What is this magical mechanism? It's an air fryer, and when used correctly, it can mimic the effects of frying while using just a little bit of oil. You still get that crispy, golden exterior and the fluffy center.
Movies & TV

Sit down and watch some of the best stand-up comedy on Netflix

Feeling a little funny? There are hundreds of hilarious comedy specials out there, and you can't be expected to comb through them all. Lucky for you, we've compiled a list of the best stand-up specials on Netflix.
Movies & TV

'Stranger Things' season 3 teaser reveals the new episodes' titles

With a sophomore season as strong as its first, Stranger Things is now moving on to season 3. Here's everything we've learned so far about the Netflix series' upcoming third season.
Social Media

This event topped Facebook’s biggest moments of the year — again

As the year comes to a close, Facebook is looking back on what users discussed most over the last year. For two years in a row, International Women's Day topped the list. So what else is on the list?
Social Media

This band owns Twitter, according to list of top accounts and tweets for 2018

What was the biggest buzz on Twitter in 2018? Twitter's 2018 Year in Review highlights the biggest tweets, accounts, and hashtags. The most-tweeted celebrities, movies, TV shows, athletes, politicians and more in Twitter's 2018 trends.
Social Media

What do yodeling and Kylie Jenner have in common? YouTube’s top 2018 videos

In a true nod to the variety found on YouTube, the platform's top 10 list of videos from 2018 range from celebrities to sports, from perfectly tossing a picture frame on the wall to a kid yodeling in aisle 12 at Walmart.
Home Theater

It took Tom Cruise to raise awareness of this troublesome TV setting

Tom Cruise, in an unexpected PSA tweet, asks you to turn off motion interpolation on your TV, but stops short of how to do it. Here's more on the topic, along with links to a guide on how to rid your TV of the dreaded "soap opera effect."

Make a GIF of your favorite YouTube video with these great tools

Making a GIF from a YouTube video is easier today than ever, but choosing the right tool for the job isn't always so simple. In this guide, we'll teach you how to make a GIF from a YouTube video with our two favorite online tools.

Amazon scouted airport locations for its cashier-free Amazon Go stores

Representatives of Amazon Go checkout-free retail stores connected with officials at Los Angeles and San Jose airports in June to discuss the possibility of cashier-free grab-and-go locations in busy terminals.
Social Media

Snapchat facial recognition could soon power a new portrait mode, code suggests

Digging into Snapchat's code suggests a handful of upcoming camera features, including a portrait mode. The feature appears to use facial recognition A.I. to blur the background. The code also suggests an updated camera interface.

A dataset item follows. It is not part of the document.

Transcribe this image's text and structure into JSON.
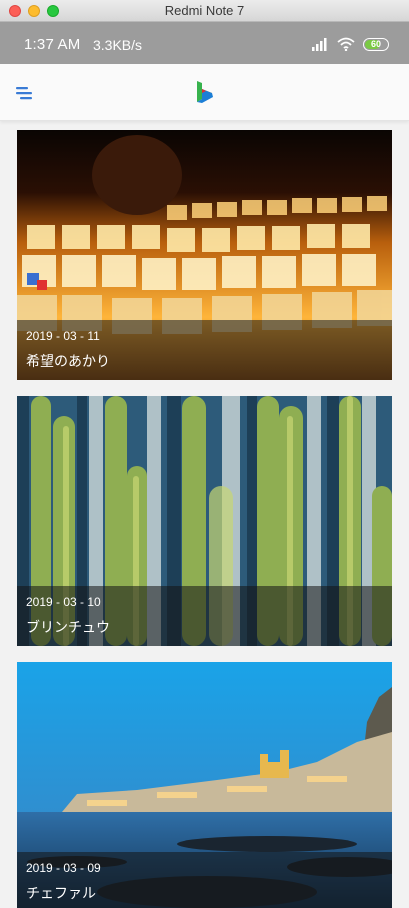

Google+ continues to sink with a second massive data breach. Abandon ship now

Google+ was scheduled to shut its doors in August 2019, but the second security breach in only a few months has caused the company to move its plan forward a few months. It might be a good idea to delete your account sooner than later.
Social Media

Walkie-talkie voice messaging finally comes to Instagram

In its latest grab from messaging apps, Instagram now lets you send walkie-talkie style voice messages. Apps such as Facebook Messenger, WhatsApp, Snapchat, and iMessage have offered the feature for some time.
Social Media

‘YouTube Rewind 2018’ is about to become its most disliked video ever

YouTube is about to achieve a record it really doesn't want — that of "most-disliked video." Yes, its annual recap of featuring popular YouTubers has gone down really badly this year.